Barrier-free environments and eco-design – a chat with Mr. Niranjan Khatri, General Manager of WelcomEnviron Initiatives, sheds more light onto one more pioneering activity by the hotel chain.
ITC hotels has been at the forefront of not only employing people with disabilities, but also taking concrete steps to create barrier-free spaces for them to function. The chain believes that just employing people with disabilities is not enough. In order to enable them to work efficiently, the infrastructure also needs to be user friendly, so that they are able to access any infrastructure without, or with minimal assistance. Just as workplace solutions (such as assistive software) are used to make life easier for disabled employees, a barrier-free work environment is also an essential component for the same.
About 6 years ago, ITC hotels conducted an access audit across all it’s properties. Mr Khatri says “At the time we realized that old hotels could only become barrier-free to the extent of 85%. What of the other 15%? This made us realize that we need to incorporate the notion of barrier-free from the design stage itself.” Since that time, the group decided that all future hotels would be barrier-free and adhere to the principles of eco-design. Mr. Khatri explained to me the concept of eco-design, which according to him is the art of integrating environmental sustainability in any product or building.

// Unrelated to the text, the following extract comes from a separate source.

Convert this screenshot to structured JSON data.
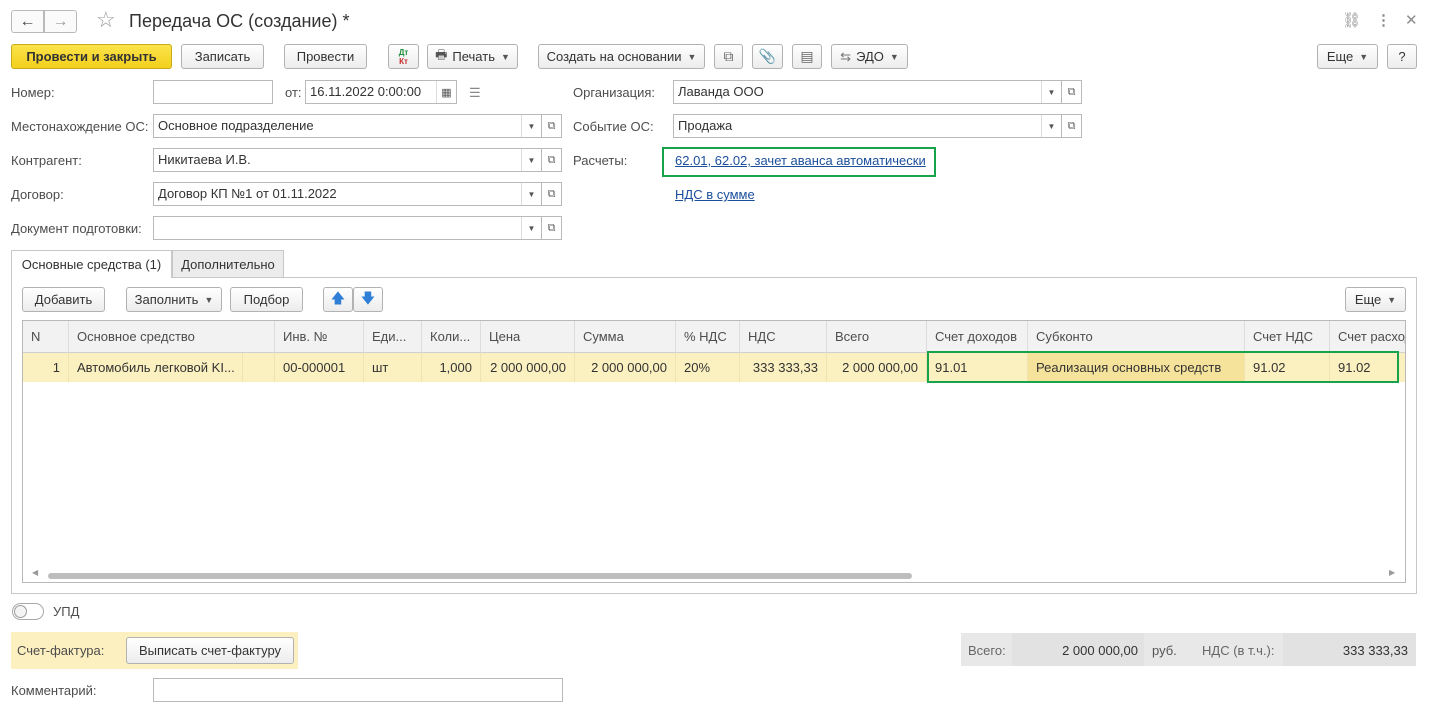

The hotel chain seeks to spread the good word around and to this end they prepared an excellent booklet on universal design, in partnership with AccessAbility. I was surprised to know that the size of the disability tourism market is $75 billion per annum in the West. India is unable to tap into this segment due to poor infrastructure. Universal design buildings need to be the order of the day, and not exceptions to the rule.
The company has also put the principle of eco-design into practice, through the ITC Green Center in Gurgaon, which is the world’s largest 0% water discharge building with a floor space of 170,000 square feet. The building has been planned to allow optimum usage of natural light and air. For example, the central atrium allows a lot of natural light to enter the building so one is not subjected to glaring white light which are a standard feature of all corporate offices even during the daytime. Similarly, ITC has taken enormous steps to conserve and recycle water throughout the building – be it through recycling 100% of their water, installing waterless urinals, planting local plants which require very little water or by comprehensive rainwater harvesting.
Integrating all systems and creating a holistic environment to make scarce resources go as far as they possibly can – other corporates have a lot to learn from ITC.